The fact that my question remains unanswered suggests that such a term doesn't exist. That, by itself, is valuable information.
Consider this definition of asymmetric warfare:
Asymmetric warfare is war between belligerents whose relative military power differs significantly, or whose strategy or tactics differ significantly.
Classic examples include the U.S. invasions of Vietnam (which beat the U.S.) and Afghanistan (where freedom fighters are still putting up a stiff resistance).
Now imagine a scenario where another country wages a non-traditional war against the U.S. not on its own soil but in the U.S. For example, the U.S. government has complained about China's cyberwarfare capabilities, and there are also concerns that China is capable of attacking America's infrastructure.
We could broadly describe such an attack as asymmetrical warfare, but I'd like to find a distinct word or term for such an attack, something that distinguishes it from the more traditional asymmetrical warfare we see in the various countries invaded by the U.S.
The term blowback comes to mind, but I think that's a little too broad. Can you think of a better term for a non-conventional attack on a country targeting not its military, but its infrastructure or other assets on its home soil?
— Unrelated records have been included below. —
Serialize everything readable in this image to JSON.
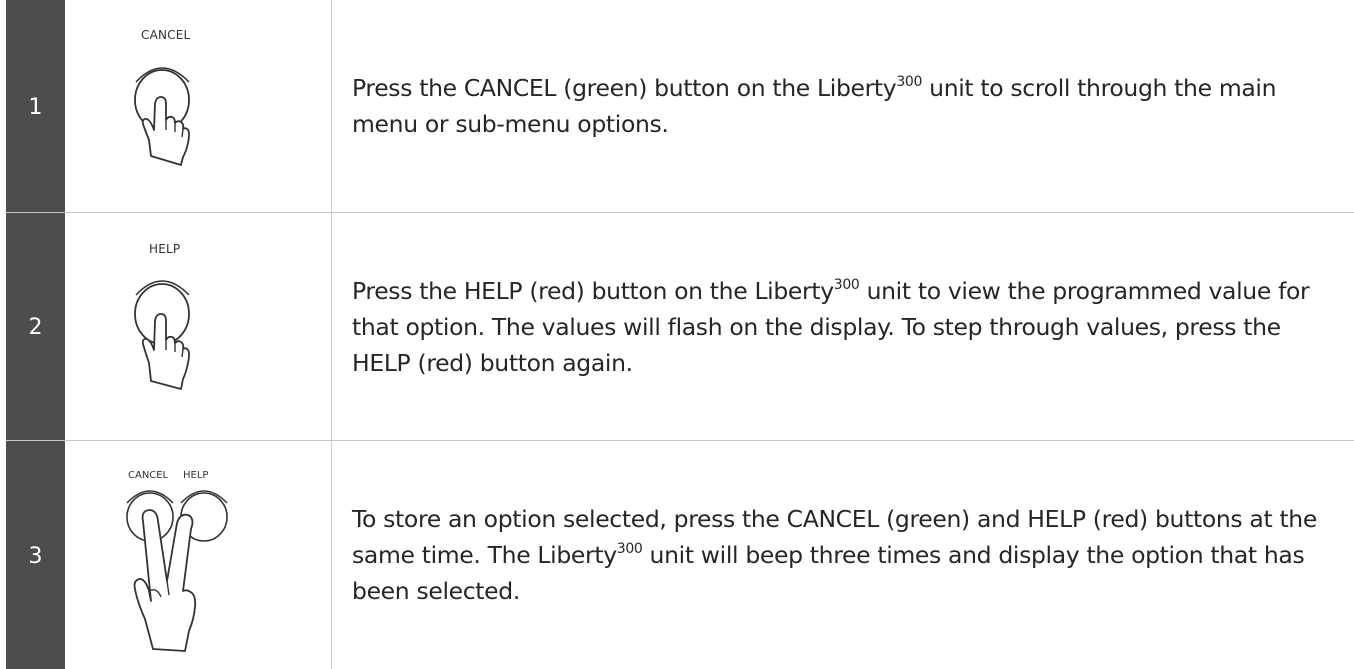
{
  "steps": [
    {
      "number": "1",
      "button_labels": [
        "CANCEL"
      ],
      "icon": "single-finger-press-icon",
      "text_before": "Press the CANCEL (green) button on the Liberty",
      "sup": "300",
      "text_after": " unit to scroll through the main menu or sub-menu options."
    },
    {
      "number": "2",
      "button_labels": [
        "HELP"
      ],
      "icon": "single-finger-press-icon",
      "text_before": "Press the HELP (red) button on the Liberty",
      "sup": "300",
      "text_after": " unit to view the programmed value for that option. The values will flash on the display. To step through values, press the HELP (red) button again."
    },
    {
      "number": "3",
      "button_labels": [
        "CANCEL",
        "HELP"
      ],
      "icon": "two-finger-press-icon",
      "text_before": "To store an option selected, press the CANCEL (green) and HELP (red) buttons at the same time. The Liberty",
      "sup": "300",
      "text_after": " unit will beep three times and display the option that has been selected."
    }
  ]
}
Feel free to coin new terms.
My question is apparently confusing to some, so I wanted to add an example to make it more clear.
Suppose you could travel a hundred years into the future, and you read the following in book titled History of the 21st Century.
"World War I and World War II were the biggest 'conventional wars' ever fought. In the face of continuing U.S. aggression, smaller, weaker countries turned to guerilla warfare and what came to be known as asymmetric warfare, which was stunningly successful in Vietnam.
"Towards the end of the 20th century, Afghan freedom fighters practiced asymmetric warfare against the Soviet Union, then against the U.S. during the first two decades of the 21st century.
"Though the Afghans enjoyed some success, the tide didn't really begin to turn until the advent of ________, first employed on a large scale by Iran, which launched a cyberattack against Israel in 2018. Two years later, the U.S was dealt a stunning blow by a massive cyberattack and an equally massive attack on its infrastructure, apparently a joint Russian-Chinese operation with support from some other countries, notably Latin American."
What word or term would you fill in the blank with to describe this new type of warfare?